In a video tweet, Singh urged India’s Defence Minister Rajnath Singh and others citizens in the country to move Rohingya Muslim immigrants, including those “who supported terrorism,” out of the nation as he feared that they would become a “headache for the nation” in the future. “#Deport RohingyaMuslims,” he tweeted.
Singh, who belongs to India’s ruling party Bharatiya Janata Party and has made hateful speeches in public appearances in the past, also urged his followers to make his tweet “viral” on the platform so that every “Hindu and [other] Indians” see it. He did not respond to a request for comment.
It’s a similar message that Singh had also posted on Facebook, which ultimately led the Menlo Park-headquartered firm to permanently ban him from the platform.

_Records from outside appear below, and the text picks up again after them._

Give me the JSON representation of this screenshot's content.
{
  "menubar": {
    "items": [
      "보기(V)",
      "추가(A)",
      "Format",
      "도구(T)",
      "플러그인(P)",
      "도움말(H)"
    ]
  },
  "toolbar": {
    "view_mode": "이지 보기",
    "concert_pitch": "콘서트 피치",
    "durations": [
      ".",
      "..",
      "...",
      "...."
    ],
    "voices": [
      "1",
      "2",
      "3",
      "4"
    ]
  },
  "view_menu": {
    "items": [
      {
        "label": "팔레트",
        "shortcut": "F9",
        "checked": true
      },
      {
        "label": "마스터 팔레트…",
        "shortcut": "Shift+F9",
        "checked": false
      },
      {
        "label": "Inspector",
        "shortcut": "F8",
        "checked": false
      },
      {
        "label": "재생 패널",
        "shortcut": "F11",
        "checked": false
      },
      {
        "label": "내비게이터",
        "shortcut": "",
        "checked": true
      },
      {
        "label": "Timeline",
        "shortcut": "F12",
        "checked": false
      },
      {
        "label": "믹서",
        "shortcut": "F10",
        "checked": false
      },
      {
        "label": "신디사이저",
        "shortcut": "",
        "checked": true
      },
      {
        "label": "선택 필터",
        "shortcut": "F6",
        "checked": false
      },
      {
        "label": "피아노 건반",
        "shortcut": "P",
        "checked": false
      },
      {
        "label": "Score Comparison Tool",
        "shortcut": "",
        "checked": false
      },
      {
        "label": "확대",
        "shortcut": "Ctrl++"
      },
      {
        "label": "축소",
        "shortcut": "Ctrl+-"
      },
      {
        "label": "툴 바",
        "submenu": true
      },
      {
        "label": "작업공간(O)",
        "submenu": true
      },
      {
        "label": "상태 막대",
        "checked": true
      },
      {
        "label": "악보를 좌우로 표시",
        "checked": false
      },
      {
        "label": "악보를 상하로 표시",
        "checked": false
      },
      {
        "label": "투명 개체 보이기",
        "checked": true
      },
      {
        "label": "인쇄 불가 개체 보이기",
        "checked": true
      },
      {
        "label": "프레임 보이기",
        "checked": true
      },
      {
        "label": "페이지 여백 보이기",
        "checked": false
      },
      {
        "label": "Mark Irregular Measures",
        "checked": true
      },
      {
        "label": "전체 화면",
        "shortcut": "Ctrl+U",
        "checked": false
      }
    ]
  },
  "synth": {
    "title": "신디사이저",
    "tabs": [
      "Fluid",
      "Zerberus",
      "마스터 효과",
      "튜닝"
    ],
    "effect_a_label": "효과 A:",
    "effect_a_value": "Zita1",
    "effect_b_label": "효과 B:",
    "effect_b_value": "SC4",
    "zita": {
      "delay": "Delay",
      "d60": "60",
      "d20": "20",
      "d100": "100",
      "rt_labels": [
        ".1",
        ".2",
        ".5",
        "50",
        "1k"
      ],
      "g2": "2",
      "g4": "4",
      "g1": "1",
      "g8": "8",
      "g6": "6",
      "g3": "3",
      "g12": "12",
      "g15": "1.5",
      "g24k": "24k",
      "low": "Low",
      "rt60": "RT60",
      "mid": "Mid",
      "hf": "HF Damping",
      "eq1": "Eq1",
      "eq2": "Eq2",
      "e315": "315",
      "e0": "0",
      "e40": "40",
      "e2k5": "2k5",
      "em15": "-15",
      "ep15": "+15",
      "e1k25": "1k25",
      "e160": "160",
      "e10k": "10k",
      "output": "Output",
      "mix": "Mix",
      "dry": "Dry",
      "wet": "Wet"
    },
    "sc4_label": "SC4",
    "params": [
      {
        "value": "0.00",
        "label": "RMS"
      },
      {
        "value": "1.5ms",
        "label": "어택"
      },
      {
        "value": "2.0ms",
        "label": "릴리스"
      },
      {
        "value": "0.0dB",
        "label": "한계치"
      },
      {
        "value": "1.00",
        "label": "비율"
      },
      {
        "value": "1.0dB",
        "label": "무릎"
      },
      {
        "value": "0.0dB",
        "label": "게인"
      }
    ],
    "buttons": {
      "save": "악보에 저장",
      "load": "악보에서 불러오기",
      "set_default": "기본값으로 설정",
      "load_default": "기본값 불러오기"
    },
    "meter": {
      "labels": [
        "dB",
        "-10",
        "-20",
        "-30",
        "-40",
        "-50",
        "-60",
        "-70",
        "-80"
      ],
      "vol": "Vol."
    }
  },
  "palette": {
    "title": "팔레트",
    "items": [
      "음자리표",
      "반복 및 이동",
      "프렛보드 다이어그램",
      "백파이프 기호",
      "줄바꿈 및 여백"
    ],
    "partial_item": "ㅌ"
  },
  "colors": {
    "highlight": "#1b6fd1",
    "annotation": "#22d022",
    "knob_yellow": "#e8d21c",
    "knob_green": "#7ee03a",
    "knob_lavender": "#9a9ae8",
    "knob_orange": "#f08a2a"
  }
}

Facebook has received some of the harshest backlash it has seen to date in the country in part for its initial inaction on Singh’s posts. The Wall Street Journal reported last month that a top Facebook executive in India had decided to not take action on Singh’s posts as she feared it could hurt the company’s business prospects in the country.
In a statement to TechCrunch, a Twitter spokesperson said that Singh’s tweet was “actioned” for violating its hateful conduct policy.
“Twitter has zero-tolerance policies in place to address threats of violence, abuse and harassment, and hateful conduct. If we identify accounts that violate these rules, we’ll take enforcement action,” the spokesperson added.
Another similar tweet, which TechCrunch did not report to Twitter, still lives.
A September 13 tweet, which Singh has retweeted from his account, shows a warning message from Twitter that says his account was locked for the aforementioned tweet. Singh has posted several tweets since September 13, suggesting the matter has been resolved. The aforementioned tweet still shows it is in violation of Twitter rules.
The slow reactions from Twitter and Facebook, both of which count India as an important market, illustrates lapses in their content moderation efforts in the world’s second largest market.
Twitter, which had about 70 million monthly active users on its official app in India last month (according to mobile insights firm App Annie, data of which an industry executive shared with TechCrunch), has been particularly slow — or unresponsive — in the country in taking actions despite reports from users.
In January, India’s ruling party was accused of running a deceptive Twitter campaign to gain support for a controversial law — nothing new for Twitter in India — but the company never responded to questions. A month before that, snowfall in Kashmir, a highly sensitive region that hasn’t had internet connection for months, began trending on Twitter in the U.S. It mysteriously disappeared after many journalists questioned how it made it to the list.
A Twitter spokesperson in India pointed TechCrunch to an FAQ article at the time that explained how Trending Topics work. Nothing in the FAQ article addressed the question.